Mon–Thu and Sun midday–2.45pm and 6pm–10.30pm; Fri–Sat midday–2.45pm and 6pm–11pm
Potli is a south Indian restaurant known as a market kitchen. It excels in creating dishes that unite different regions, producing an Indian hybrid cuisine. The atmosphere is relaxed and the décor is unpretentious – scattered with trinkets of a traveller; there are star lamps, hessian sack cushions and kitsch tin Indian adverts.
We started with a pappadum basket (£1.50) which to my delight weren’t the usual pappadums that stick to the roof of your mouth. These included puffed rice cakes and crisp, salty pappadums with homemade chutneys such as sour tamarind and sweet mango.
The staff were incredibly attentive and willing to explain our dishes, from where they came from to what they include.

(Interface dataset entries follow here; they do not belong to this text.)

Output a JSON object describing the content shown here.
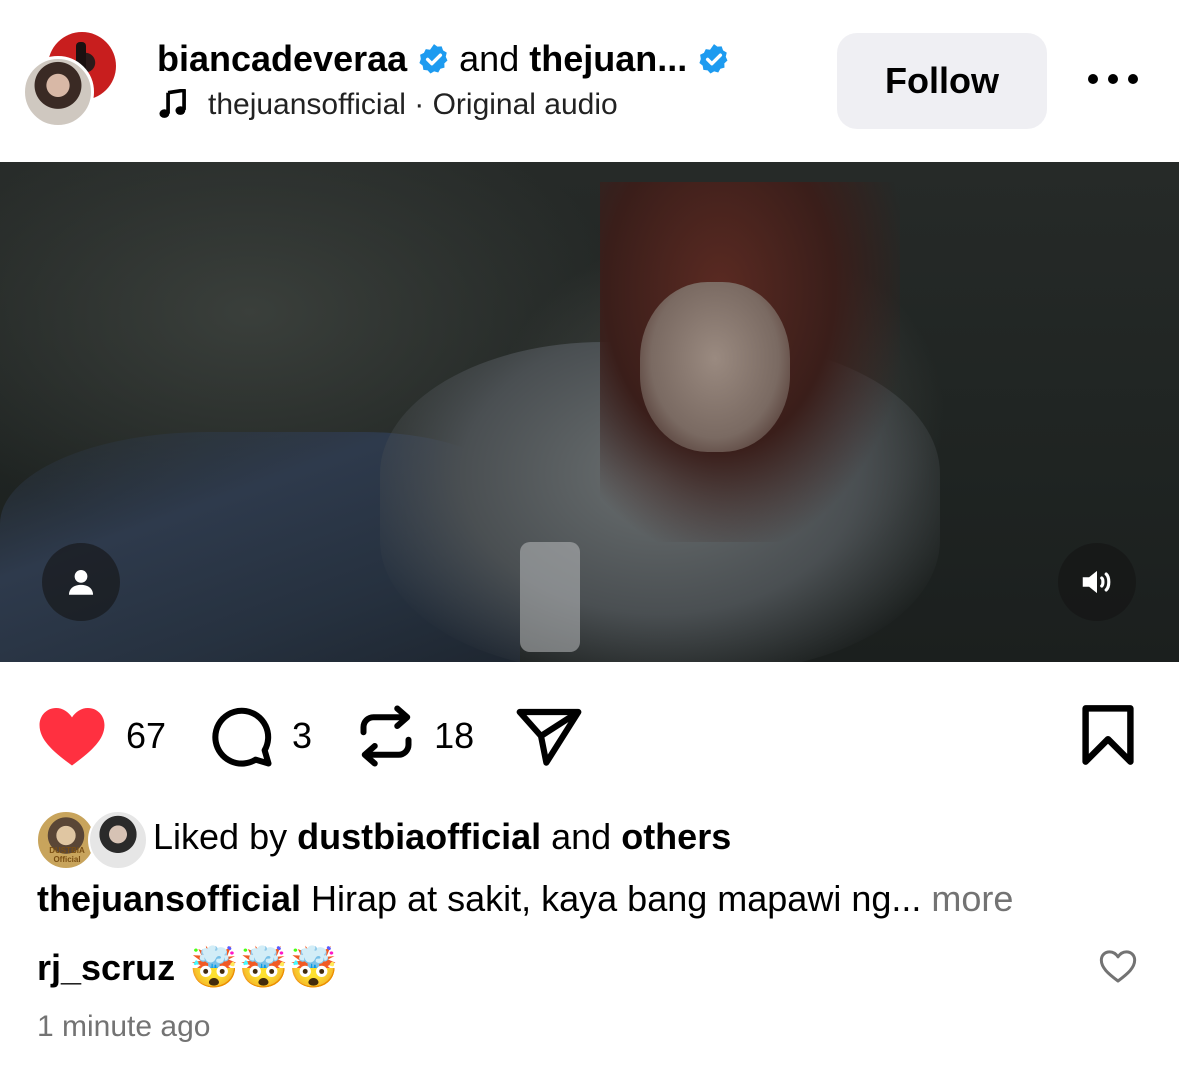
{
  "header": {
    "user1": "biancadeveraa",
    "conjunction": "and",
    "user2": "thejuan...",
    "audio_owner": "thejuansofficial",
    "audio_separator": " · ",
    "audio_label": "Original audio",
    "follow_label": "Follow"
  },
  "actions": {
    "likes": "67",
    "comments": "3",
    "reposts": "18"
  },
  "liked_by": {
    "prefix": "Liked by ",
    "user": "dustbiaofficial",
    "middle": " and ",
    "others": "others",
    "avatar1_text": "DUSTBIA Official"
  },
  "caption": {
    "user": "thejuansofficial",
    "text": " Hirap at sakit, kaya bang mapawi ng...",
    "more": " more"
  },
  "comment": {
    "user": "rj_scruz",
    "emoji": "🤯🤯🤯"
  },
  "timestamp": "1 minute ago",
  "colors": {
    "like_red": "#ff3040",
    "verified_blue": "#1d9bf0",
    "follow_bg": "#efeff3",
    "muted_text": "#737373"
  },
  "icons": [
    "heart-icon",
    "comment-icon",
    "repost-icon",
    "share-icon",
    "bookmark-icon",
    "music-note-icon",
    "verified-icon",
    "more-icon",
    "user-tag-icon",
    "volume-icon"
  ]
}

We were refreshed by the lemony unoaked chardonnay that we freely sipped alongside our pre-starters of pani puris (£3) – puffed semolina crisps filled with chickpea paste and tamarind water, and bhel puri (£3) – puffed rice sweetened with peanuts which had a strange springy texture.

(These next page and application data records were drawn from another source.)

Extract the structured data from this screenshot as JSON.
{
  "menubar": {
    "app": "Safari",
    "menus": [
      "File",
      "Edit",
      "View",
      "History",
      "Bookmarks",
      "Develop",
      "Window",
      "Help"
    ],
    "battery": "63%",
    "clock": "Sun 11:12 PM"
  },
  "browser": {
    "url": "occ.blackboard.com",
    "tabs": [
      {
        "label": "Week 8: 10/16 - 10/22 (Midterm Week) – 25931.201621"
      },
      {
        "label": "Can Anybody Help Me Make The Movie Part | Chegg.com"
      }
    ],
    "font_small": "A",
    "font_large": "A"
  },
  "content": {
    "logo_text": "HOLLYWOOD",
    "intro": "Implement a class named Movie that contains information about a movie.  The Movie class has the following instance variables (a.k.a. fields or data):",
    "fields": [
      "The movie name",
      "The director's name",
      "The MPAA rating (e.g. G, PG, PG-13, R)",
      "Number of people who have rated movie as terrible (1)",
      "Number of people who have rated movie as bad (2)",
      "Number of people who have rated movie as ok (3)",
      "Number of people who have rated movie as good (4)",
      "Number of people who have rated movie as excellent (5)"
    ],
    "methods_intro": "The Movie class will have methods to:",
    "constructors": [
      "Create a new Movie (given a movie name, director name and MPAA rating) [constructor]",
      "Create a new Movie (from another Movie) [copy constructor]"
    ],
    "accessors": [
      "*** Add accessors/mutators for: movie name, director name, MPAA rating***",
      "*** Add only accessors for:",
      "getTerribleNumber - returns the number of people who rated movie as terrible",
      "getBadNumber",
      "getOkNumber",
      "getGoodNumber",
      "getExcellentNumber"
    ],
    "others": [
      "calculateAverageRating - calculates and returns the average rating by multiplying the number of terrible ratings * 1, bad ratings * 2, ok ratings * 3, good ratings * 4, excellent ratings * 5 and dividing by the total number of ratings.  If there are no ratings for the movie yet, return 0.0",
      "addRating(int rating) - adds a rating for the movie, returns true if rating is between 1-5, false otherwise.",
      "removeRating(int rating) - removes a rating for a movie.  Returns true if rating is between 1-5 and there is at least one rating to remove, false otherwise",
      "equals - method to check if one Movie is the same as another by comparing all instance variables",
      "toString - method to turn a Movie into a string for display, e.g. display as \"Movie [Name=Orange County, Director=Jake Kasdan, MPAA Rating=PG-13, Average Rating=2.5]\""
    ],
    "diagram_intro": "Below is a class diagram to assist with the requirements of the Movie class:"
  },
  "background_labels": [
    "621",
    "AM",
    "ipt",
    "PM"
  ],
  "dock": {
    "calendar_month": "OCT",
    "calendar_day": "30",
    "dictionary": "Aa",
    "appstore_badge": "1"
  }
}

To start, the other half went for piayzi (£4.25) – beautifully light and crispy onion bhaji with none of the oil that you would normally associate with them. I opted for the tastiest coated fried chicken (£4.25) I have ever eaten, exceeding American buttermilk chicken by miles.
I couldn’t wait for my personal favourite, the lamb biryani (£12.50). It wasn’t a let down – sweet prunes and raisins with deeply rich marinated lamb chunks. Absolute perfection. He went for a Kerala fish curry (£8.75) – fragrant with coconut milk and curry leaves although the tilapia fish was somewhat lacking in flavour. We both shared a keema naan (£3) and a peshwari naan (£2.50).

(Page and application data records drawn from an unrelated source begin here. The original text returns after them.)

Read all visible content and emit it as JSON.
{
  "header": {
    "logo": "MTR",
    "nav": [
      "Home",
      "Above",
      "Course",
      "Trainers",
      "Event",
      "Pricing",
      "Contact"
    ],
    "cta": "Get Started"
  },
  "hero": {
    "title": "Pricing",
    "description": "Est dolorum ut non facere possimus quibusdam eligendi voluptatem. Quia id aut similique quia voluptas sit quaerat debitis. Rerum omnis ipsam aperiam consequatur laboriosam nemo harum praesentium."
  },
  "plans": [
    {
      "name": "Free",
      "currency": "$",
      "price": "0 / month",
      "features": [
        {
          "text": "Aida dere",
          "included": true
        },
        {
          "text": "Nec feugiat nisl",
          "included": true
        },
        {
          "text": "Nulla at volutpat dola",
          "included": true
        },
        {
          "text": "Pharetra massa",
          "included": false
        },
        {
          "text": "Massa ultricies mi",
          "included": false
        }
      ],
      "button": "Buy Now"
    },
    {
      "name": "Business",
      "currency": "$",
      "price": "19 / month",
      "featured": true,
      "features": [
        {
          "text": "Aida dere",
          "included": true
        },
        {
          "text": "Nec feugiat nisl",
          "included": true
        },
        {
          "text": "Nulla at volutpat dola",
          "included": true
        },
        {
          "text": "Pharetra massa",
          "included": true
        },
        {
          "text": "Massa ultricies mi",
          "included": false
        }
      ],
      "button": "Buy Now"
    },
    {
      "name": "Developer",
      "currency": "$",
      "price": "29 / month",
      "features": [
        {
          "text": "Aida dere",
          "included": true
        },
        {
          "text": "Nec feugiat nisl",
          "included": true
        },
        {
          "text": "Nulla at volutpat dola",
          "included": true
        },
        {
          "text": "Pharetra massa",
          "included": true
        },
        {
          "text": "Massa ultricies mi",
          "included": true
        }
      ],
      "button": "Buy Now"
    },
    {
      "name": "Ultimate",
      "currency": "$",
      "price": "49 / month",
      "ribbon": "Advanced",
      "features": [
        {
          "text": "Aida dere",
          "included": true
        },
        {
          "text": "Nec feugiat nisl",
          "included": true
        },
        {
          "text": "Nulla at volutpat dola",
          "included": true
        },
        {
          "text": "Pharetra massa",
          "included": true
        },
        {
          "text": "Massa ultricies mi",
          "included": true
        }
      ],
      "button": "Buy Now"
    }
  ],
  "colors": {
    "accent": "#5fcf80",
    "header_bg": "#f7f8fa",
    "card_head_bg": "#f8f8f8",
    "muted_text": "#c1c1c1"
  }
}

He was beaten but I was ready to soldier on with the mango crème brulee (£4.50). It conquered me after three spoonfuls, even if it was exotically flavoursome and sweet. We finished with some fresh mint tea (£2).
Meal for two, including wine and service, £50.